The stories of Cathay Williams, Mary Bowser, Susie King Taylor, and Sojourner Truth demonstrate that African American women contributed to and aided Civil War efforts in a variety of crucial ways. Often lost, ignored, or simply overlooked in the history of the Civil War, these women’s stories serve as an important reminder of black women’s active roles and experiences during wartime.
By the fall of 1864, with the war in its fourth year, President Abraham Lincoln faced many challenges on his road to reelection. Americans certainly recognized that the 1864 election would determine the entire direction of the war: if Lincoln won, the war would be fought until the South had surrendered unconditionally; however, if George B. McClellan proved victorious, there would almost surely be a reconciliation between the North and the South. Many African Americans, and especially black men serving in the USCT regiments, actively supported Lincoln’s bid for reelection. Black soldiers, few of whom had the right to vote, inundated black newspapers with letters urging family and friends to support Lincoln’s campaign and to vote, if they could, in the November election. On Tuesday, November 8, 1864, Americans participated in an election that truly changed the course of American history.
On December 19, 1864, The Ladies’ Sanitary Association of St. Thomas Episcopal Church in Philadelphia gave a holiday fair for the benefit of sick and wounded black soldiers. For Civil War charities working year round, the holiday season became an important moment to remind Americans of the needs of soldiers, freedmen, and others who were suffering under the burdens of war. For African American communities, these fundraising efforts became vital tools for providing much needed food, clothing, and other forms of assistance to black troops, who often lacked the most basic supplies provided to white Union soldiers. One of the most well known women who raised money for African American soldiers and freedmen was Elizabeth Keckley.
On the evening of January 12, 1865, Secretary of War, Edwin M. Stanton and Union General, William T. Sherman met with twenty of Georgia’s black ministers to discuss what some historians now call the nation’s first act of Reconstruction. The purpose of the meeting was for Sherman and Stanton to gather information on how freedmen understood the war, and how they imagined their future in a post-war America. Based on the conversation that took place that evening, on January 16, 1865, William T. Sherman issued Special Field Order No. 15. Upon Sherman’s order, 400,000 acres of land, including Georgia’s Sea Islands and the mainland thirty miles in from the coast, were redistributed to newly freed slaves.
In February 1865, Martin Robison Delany was commissioned as the first black combat major in the Union army achieving the highest rank of an African American during the Civil War. In his life he worked to bring economics and education to newly freed African Americans and encouraged an emigration back to Africa. Image Credit: Public Domain

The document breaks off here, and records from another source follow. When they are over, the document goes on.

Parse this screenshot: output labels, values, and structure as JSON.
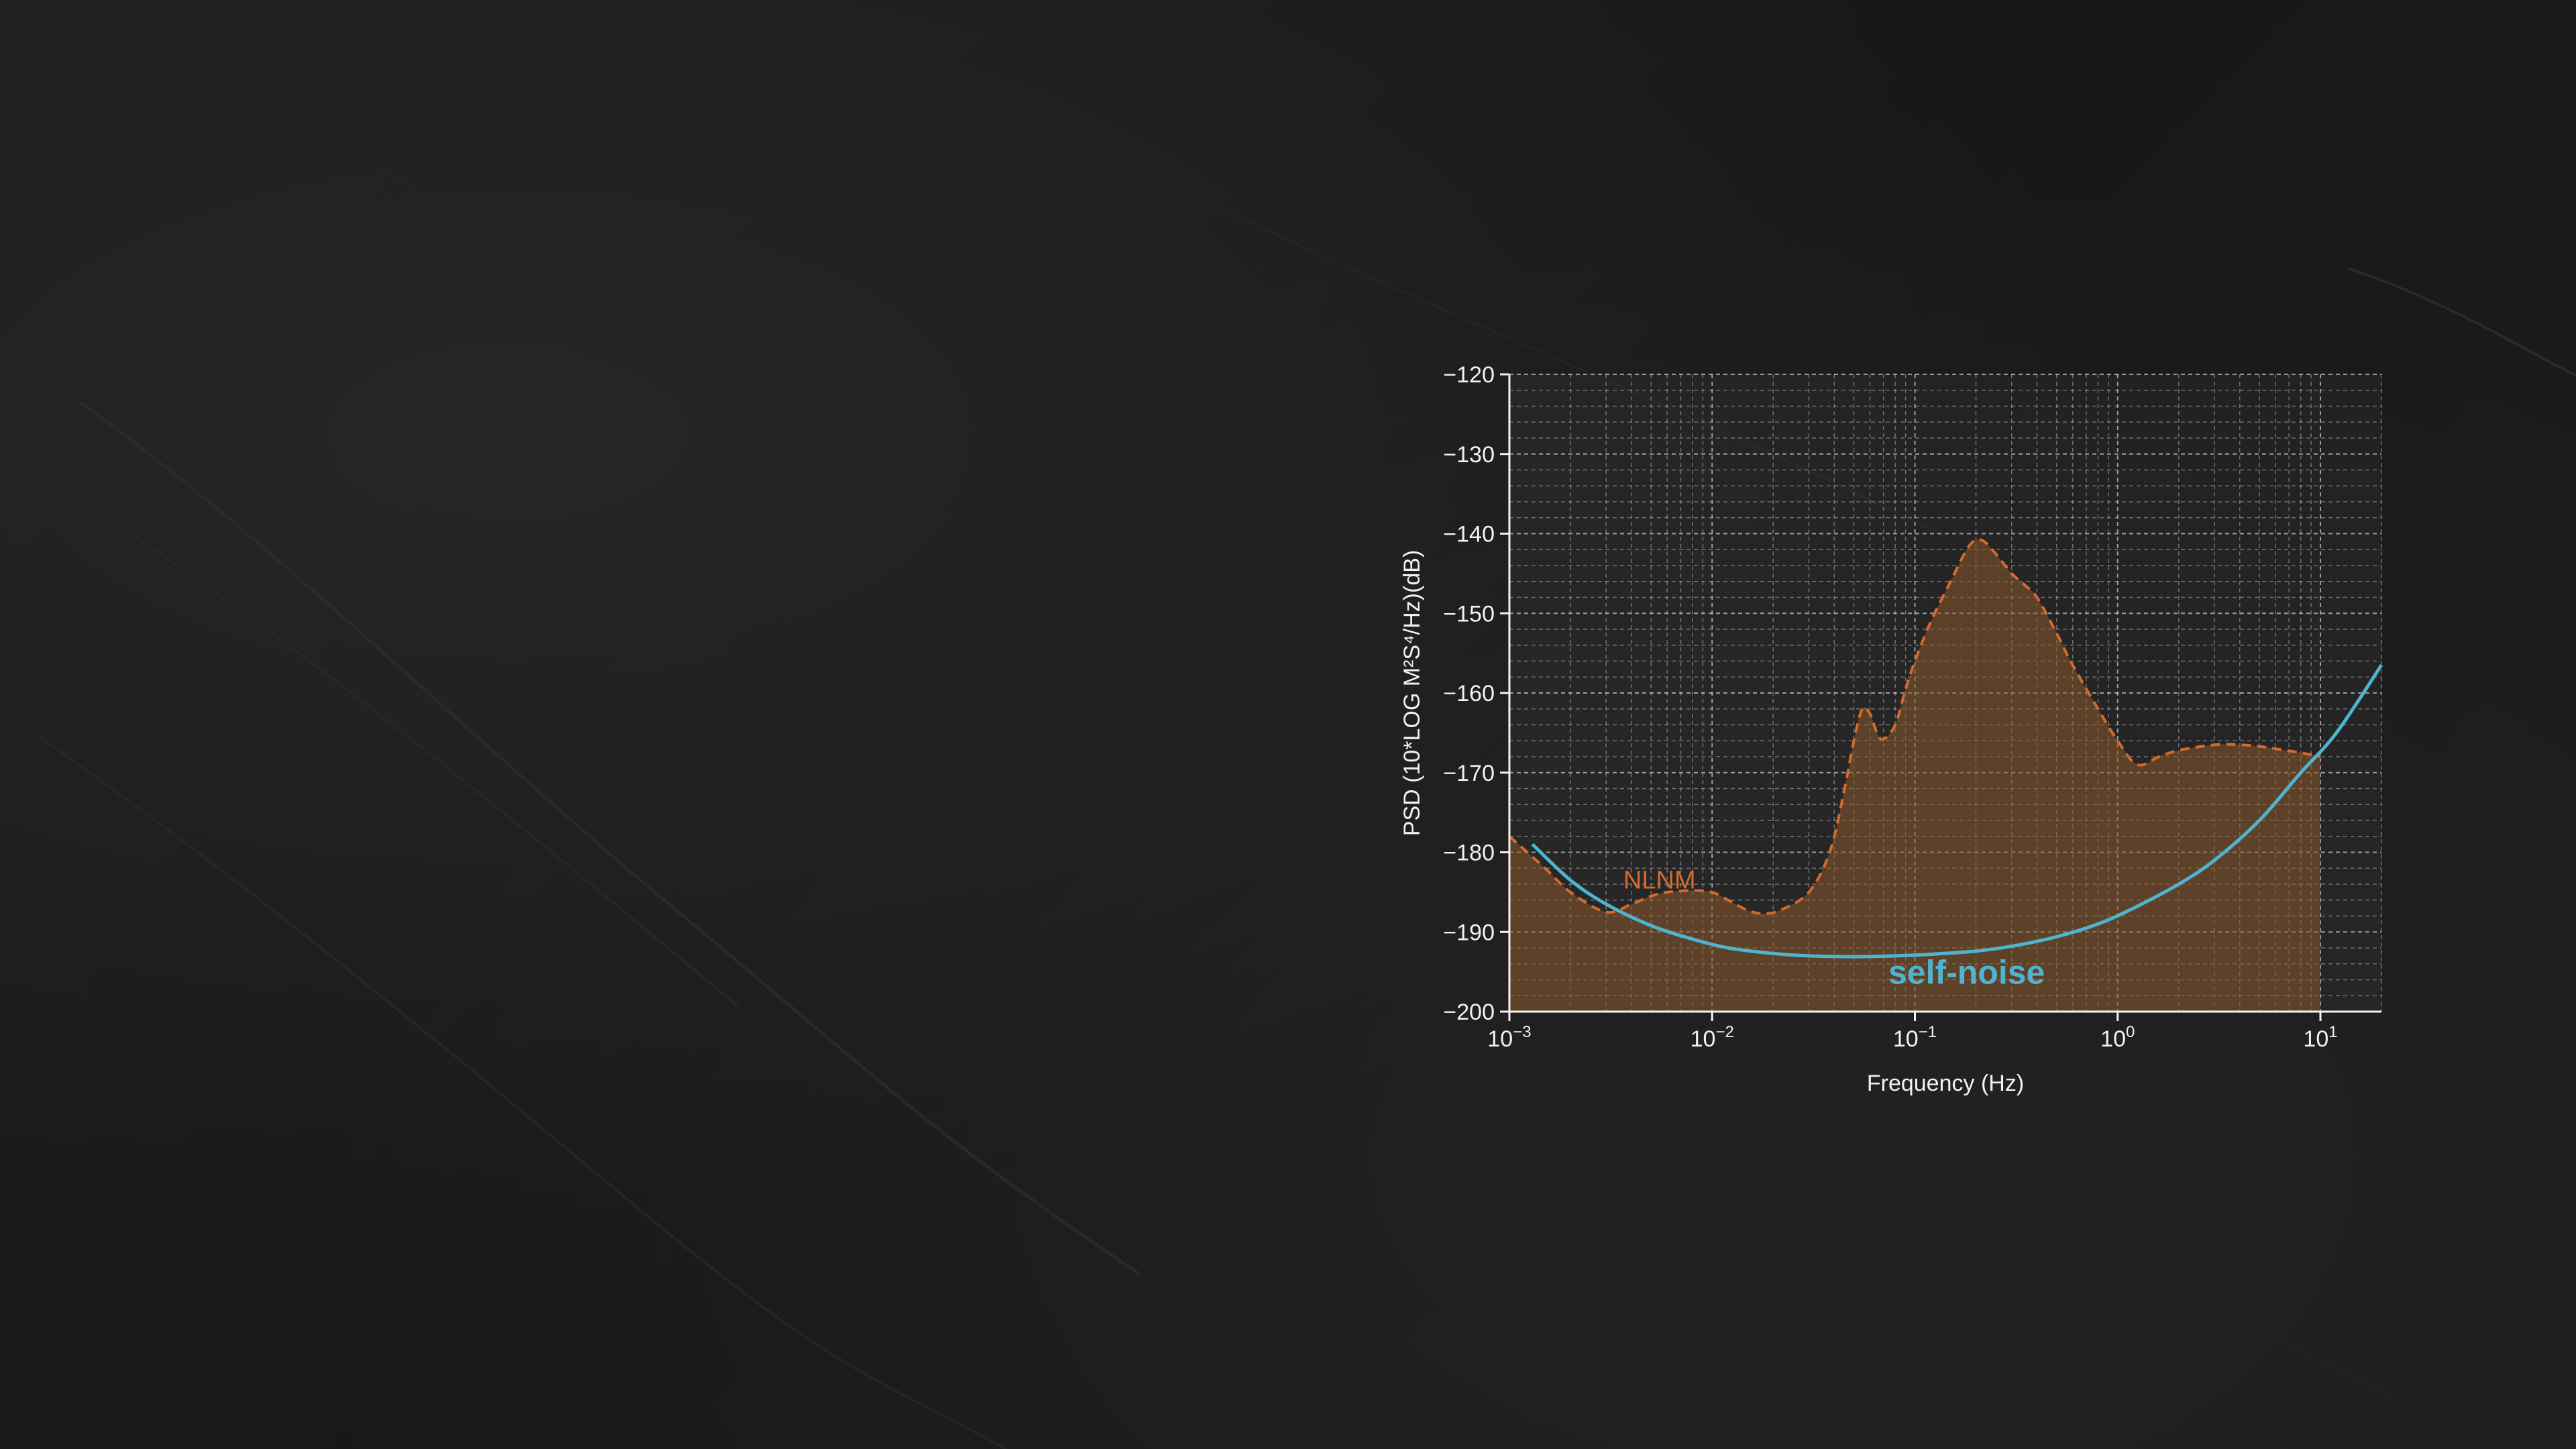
{
  "colors": {
    "background": "#1b1b1b",
    "nlnm": "#d46a2e",
    "nlnm_fill": "#8a5a2c",
    "self_noise": "#4fb4d0",
    "grid": "#ffffff",
    "text": "#f2f2f2"
  },
  "chart_data": {
    "type": "line",
    "xlabel": "Frequency (Hz)",
    "ylabel": "PSD (10*LOG M²S⁴/Hz)(dB)",
    "x_scale": "log",
    "xlim": [
      0.001,
      20
    ],
    "ylim": [
      -200,
      -120
    ],
    "x_ticks": [
      0.001,
      0.01,
      0.1,
      1,
      10
    ],
    "x_tick_labels": [
      {
        "base": "10",
        "exp": "−3"
      },
      {
        "base": "10",
        "exp": "−2"
      },
      {
        "base": "10",
        "exp": "−1"
      },
      {
        "base": "10",
        "exp": "0"
      },
      {
        "base": "10",
        "exp": "1"
      }
    ],
    "y_ticks": [
      -120,
      -130,
      -140,
      -150,
      -160,
      -170,
      -180,
      -190,
      -200
    ],
    "y_tick_labels": [
      "−120",
      "−130",
      "−140",
      "−150",
      "−160",
      "−170",
      "−180",
      "−190",
      "−200"
    ],
    "grid": true,
    "series": [
      {
        "name": "NLNM",
        "style": "dashed",
        "filled": true,
        "x": [
          0.001,
          0.0015,
          0.002,
          0.003,
          0.004,
          0.005,
          0.006,
          0.008,
          0.01,
          0.012,
          0.015,
          0.018,
          0.022,
          0.03,
          0.038,
          0.045,
          0.05,
          0.055,
          0.06,
          0.065,
          0.07,
          0.08,
          0.09,
          0.1,
          0.12,
          0.15,
          0.18,
          0.2,
          0.22,
          0.25,
          0.3,
          0.35,
          0.4,
          0.5,
          0.6,
          0.8,
          1.0,
          1.25,
          1.6,
          2.0,
          3.0,
          4.0,
          5.0,
          6.0,
          8.0,
          10.0
        ],
        "y": [
          -178,
          -182,
          -185,
          -187.5,
          -186.5,
          -185.5,
          -185,
          -184.8,
          -185,
          -186,
          -187.3,
          -187.7,
          -187.2,
          -185,
          -180,
          -172,
          -166,
          -162,
          -162.6,
          -165,
          -165.8,
          -164,
          -159.5,
          -156,
          -151,
          -146,
          -142,
          -140.8,
          -141,
          -142.5,
          -145,
          -146.5,
          -148,
          -152.5,
          -156.5,
          -162,
          -166,
          -169,
          -168,
          -167.2,
          -166.5,
          -166.5,
          -166.7,
          -167,
          -167.5,
          -168
        ]
      },
      {
        "name": "self-noise",
        "style": "solid",
        "filled": false,
        "x": [
          0.0013,
          0.002,
          0.003,
          0.005,
          0.008,
          0.012,
          0.02,
          0.03,
          0.05,
          0.08,
          0.12,
          0.2,
          0.3,
          0.5,
          0.8,
          1.2,
          2.0,
          3.0,
          5.0,
          8.0,
          12.0,
          20.0
        ],
        "y": [
          -179,
          -183.5,
          -186.5,
          -189.2,
          -190.9,
          -192,
          -192.7,
          -193,
          -193.1,
          -193,
          -192.8,
          -192.4,
          -191.8,
          -190.6,
          -189,
          -187,
          -184,
          -181,
          -176,
          -170,
          -165,
          -156.5
        ]
      }
    ],
    "annotations": [
      {
        "text": "NLNM",
        "x": 0.0055,
        "y": -182,
        "color": "#d46a2e"
      },
      {
        "text": "self-noise",
        "x": 0.18,
        "y": -196.5,
        "color": "#4fb4d0"
      }
    ]
  }
}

The Battle of Natural Bridge was fought on March 6, 1865, in Newport, Florida near Tallahassee. Tallahassee was one of the few southern capitals not invaded by the Union, which protected a significant area from the severe economic losses. On the evening of March 5, 1865 the 2nd and 99th United States Colored Infantries arrived at Natural Bridge and prepared to cross, but were met with Confederate forces. The fighting took place at close range and involved heavy fire from both small arms and artillery. The Union force was badly beaten and by the end of the day was in full retreat back to the St. Marks Lighthouse. The Confederate army held the bridge and saved Tallahassee. Image Credit: State Archives of Florida, Florida Memory